Were you unable to attend Transform 2022? Check out all of the summit sessions in our on-demand library now! Watch here.

Glam JapanGlam Media, the very fast-growing content and advertising network built largely around women’s content, has just raised another $10 million, largely to help fuel its growth in Japan.

Glam is now valued at just over a half billion dollars, we’re hearing from a source close to the company.

Glam has always been controversial in the business world.

It’s explosive growth over the past two years has been nothing short of remarkable: It has blown by other large women’s networks such as iVillage, in terms of the number of page views it serves to readers and advertisers in its network. However, some critics say it is a product of an Internet bubble that lasted through last year, and that it could fall apart once advertising dries up, in part because many of its contracts with publishers are tenuous. Indeed, we’re all watching now how it does in this massive downturn.

Today, the company said in a statement it has raised an additional $10 million in “strategic financing,” much of it from a group of Japanese investors led by the venture arm of Mizuho, one of three so-called Japanese “megabanks.”

At the same time, Glam has launched a new joint venture in Japan together with several local ad agencies, traditional magazine and newspaper companies, with some of them as investors in this latest round. They include Dentsu, ADK, Shogagukan, Syueisya and NikkeiBP. Also part of the round, existing investor Hubert Burda Media, the large German publisher, has invested again in Glam’s German operations, the company said.

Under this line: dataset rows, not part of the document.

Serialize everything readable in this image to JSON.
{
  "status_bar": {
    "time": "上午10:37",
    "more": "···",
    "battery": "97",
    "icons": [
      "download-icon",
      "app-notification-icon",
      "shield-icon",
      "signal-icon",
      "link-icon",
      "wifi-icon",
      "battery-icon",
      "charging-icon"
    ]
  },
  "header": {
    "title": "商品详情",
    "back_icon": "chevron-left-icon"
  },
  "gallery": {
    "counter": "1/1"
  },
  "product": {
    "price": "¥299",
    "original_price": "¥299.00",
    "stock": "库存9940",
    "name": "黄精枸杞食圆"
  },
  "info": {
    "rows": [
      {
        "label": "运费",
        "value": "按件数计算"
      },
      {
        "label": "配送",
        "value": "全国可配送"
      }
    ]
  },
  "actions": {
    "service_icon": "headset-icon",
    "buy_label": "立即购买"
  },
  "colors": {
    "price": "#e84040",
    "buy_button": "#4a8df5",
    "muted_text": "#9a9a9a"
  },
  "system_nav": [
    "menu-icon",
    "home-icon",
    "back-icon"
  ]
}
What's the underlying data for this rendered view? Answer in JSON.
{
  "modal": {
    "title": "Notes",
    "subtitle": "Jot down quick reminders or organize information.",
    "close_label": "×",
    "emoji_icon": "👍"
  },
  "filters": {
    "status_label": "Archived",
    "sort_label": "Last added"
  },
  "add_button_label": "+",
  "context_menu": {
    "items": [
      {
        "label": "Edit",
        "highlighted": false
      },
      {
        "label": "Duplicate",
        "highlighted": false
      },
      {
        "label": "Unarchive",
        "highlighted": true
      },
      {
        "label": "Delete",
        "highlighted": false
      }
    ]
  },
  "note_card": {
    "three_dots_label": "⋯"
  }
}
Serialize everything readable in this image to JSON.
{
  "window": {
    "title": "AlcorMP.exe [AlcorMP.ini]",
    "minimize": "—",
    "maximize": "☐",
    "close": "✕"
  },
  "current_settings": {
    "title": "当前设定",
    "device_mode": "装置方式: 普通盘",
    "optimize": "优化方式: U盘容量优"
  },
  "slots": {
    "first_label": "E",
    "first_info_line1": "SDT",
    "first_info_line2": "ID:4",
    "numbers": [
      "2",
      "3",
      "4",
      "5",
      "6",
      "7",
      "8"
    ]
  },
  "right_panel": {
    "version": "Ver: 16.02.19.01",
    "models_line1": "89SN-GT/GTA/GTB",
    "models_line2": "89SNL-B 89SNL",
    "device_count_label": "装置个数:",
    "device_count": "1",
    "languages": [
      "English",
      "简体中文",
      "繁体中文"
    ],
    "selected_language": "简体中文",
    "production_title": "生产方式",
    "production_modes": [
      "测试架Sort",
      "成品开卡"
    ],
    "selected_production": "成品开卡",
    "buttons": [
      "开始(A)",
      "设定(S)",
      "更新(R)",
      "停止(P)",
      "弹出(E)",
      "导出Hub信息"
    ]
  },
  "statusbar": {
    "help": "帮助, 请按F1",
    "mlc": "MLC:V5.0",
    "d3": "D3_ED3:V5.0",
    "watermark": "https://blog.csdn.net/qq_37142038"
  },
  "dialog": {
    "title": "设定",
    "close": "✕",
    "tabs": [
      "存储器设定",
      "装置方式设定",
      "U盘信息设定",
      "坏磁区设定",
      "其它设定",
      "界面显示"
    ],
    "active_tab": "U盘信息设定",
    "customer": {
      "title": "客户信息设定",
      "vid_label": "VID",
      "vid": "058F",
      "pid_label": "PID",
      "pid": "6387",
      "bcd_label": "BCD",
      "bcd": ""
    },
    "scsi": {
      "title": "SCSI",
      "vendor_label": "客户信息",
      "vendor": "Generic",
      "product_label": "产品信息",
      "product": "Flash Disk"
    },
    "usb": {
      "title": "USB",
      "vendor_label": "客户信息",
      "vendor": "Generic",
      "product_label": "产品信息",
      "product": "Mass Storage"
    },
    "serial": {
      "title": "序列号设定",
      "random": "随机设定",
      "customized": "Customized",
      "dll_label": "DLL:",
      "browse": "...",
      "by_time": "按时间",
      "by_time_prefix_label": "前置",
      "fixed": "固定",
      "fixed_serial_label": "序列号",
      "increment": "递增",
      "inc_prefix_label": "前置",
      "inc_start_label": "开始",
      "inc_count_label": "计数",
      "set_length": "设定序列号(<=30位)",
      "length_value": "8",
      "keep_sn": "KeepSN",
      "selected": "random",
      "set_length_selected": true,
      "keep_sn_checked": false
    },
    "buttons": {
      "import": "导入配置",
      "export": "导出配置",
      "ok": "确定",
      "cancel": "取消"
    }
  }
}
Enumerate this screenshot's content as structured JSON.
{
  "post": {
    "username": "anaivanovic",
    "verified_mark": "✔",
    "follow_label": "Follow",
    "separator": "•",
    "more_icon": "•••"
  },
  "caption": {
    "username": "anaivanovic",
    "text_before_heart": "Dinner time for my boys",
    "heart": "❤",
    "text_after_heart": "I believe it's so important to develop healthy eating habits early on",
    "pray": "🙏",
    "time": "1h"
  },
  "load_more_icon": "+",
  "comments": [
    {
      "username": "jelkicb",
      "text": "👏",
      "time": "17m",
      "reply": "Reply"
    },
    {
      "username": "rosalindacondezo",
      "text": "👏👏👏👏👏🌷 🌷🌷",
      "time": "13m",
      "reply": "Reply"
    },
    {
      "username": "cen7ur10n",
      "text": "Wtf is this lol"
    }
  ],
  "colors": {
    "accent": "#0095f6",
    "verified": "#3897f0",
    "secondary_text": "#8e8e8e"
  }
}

The financing valued the Glam parent company at around the same value as its post-money valuation from last year. So when added to the original value of about $500 million, the additional $10 million brings Glam’s value at somewhat over half a billion. Most private companies these days are raising money at a 30 to 40 percent discount to previous values because of the downturn.

However, not included in the half-billion valuation is Glam’s joint ventures, our source said.

Glam’s revenue continues to climb at a projected 40 to 50 percent this year, our source told us, down from 200 percent last year. However, that compares to a declining, or at most flat, trend in revenue growth for most other ad network companies, including Google and Yahoo. One reason Glam has done well is that it focused on women, which was an underserved market, and has avoided areas like automobiles or technology, which have been badly hit by the downturn. Meantime, Glam has increased its focus on entertainment, so that it’s now its second largest category. Two years ago, entertainment, wasn’t even in its top five categories.

Glam has operated in Japan for five months and says it reaches nearly two million unique visitors a month there. Dentsu, one of Glam’s new partners, is the country’s largest advertising agency and says it is the third largest in the world. Another partner, Asatsu-DK, is Japan’s third largest ad agency and a part of the large WPP group. While most of the investment by Mizuho went into the Glam parent company, Mizuho also made a minority investment in the “Glam Media Japan KK” joint venture.

Glam has now raised at least $124 million in total financing from a group of investors that also includes DJF, Accel Partners, Walden VC, Information Capital, GLG Parters and DAG. Of that, $105 million is in equity. The rest is debt.

Glam has also been experimenting with Twitter and other micro-blogging services, which chief executive Samir Arora says is the most exciting part of the company’s business right now.

VentureBeat's mission is to be a digital town square for technical decision-makers to gain knowledge about transformative enterprise technology and transact. Discover our Briefings.